▶ _Source records_:

════════════════

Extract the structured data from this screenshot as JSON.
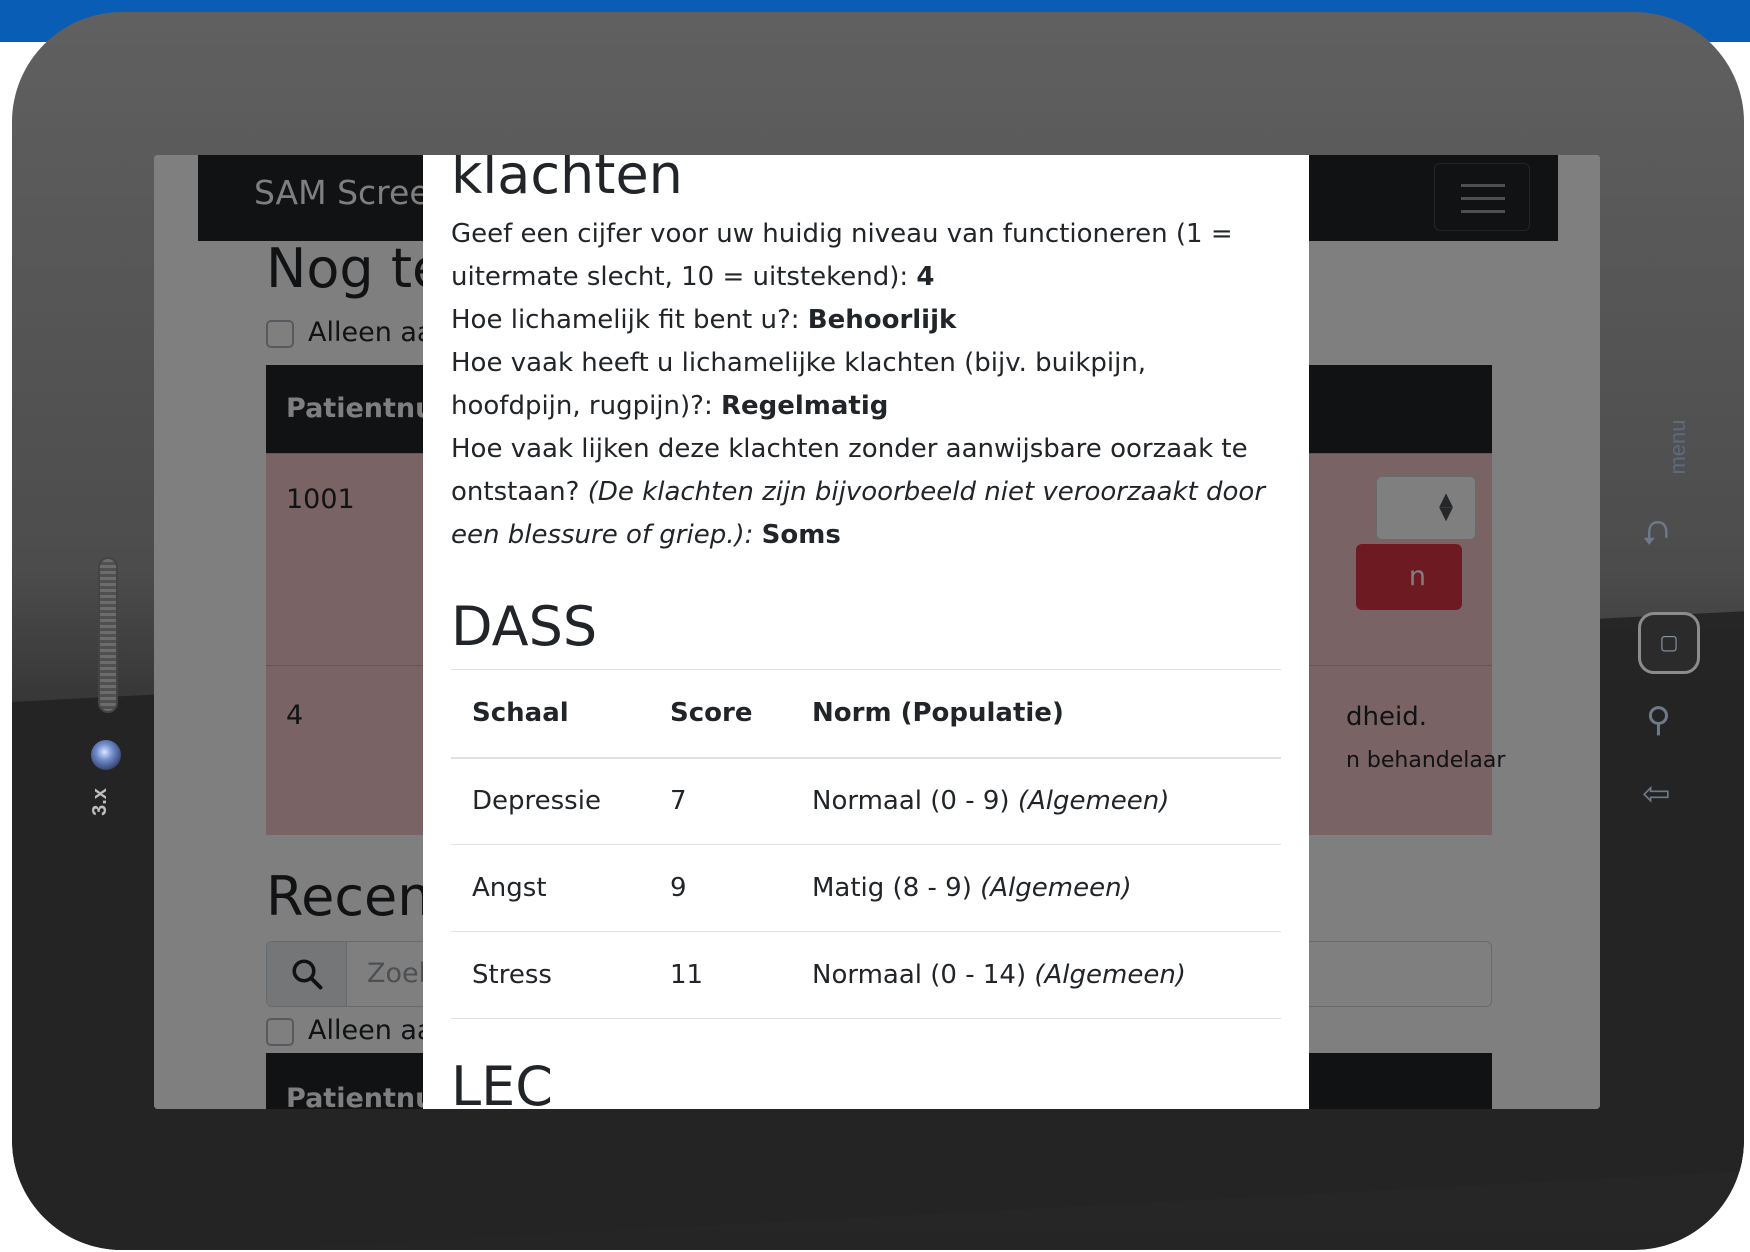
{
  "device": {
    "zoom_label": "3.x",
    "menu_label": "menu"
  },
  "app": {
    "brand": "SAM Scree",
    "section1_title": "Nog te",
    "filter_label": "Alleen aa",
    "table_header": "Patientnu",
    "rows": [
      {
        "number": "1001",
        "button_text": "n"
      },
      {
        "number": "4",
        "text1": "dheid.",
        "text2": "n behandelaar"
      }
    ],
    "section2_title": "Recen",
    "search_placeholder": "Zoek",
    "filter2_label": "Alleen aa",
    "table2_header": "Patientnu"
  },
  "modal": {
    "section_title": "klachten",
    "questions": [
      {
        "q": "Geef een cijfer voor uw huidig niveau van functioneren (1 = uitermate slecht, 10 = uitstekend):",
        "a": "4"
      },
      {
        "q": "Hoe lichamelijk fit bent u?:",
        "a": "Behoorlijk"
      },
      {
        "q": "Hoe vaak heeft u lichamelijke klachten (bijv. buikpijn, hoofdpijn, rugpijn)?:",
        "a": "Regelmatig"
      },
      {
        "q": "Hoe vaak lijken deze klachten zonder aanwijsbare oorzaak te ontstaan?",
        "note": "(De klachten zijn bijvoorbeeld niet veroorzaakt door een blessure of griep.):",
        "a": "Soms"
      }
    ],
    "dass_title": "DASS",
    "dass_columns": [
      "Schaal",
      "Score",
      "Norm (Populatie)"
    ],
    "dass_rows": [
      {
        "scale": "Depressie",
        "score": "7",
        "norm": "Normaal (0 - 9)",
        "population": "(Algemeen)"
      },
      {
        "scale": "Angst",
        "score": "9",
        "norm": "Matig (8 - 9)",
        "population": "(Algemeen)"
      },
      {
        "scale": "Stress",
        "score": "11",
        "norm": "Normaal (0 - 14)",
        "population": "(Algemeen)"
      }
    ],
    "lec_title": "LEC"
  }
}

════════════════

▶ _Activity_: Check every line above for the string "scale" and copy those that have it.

▶ _Solution to this task_:
        "scale": "Depressie",
        "scale": "Angst",
        "scale": "Stress",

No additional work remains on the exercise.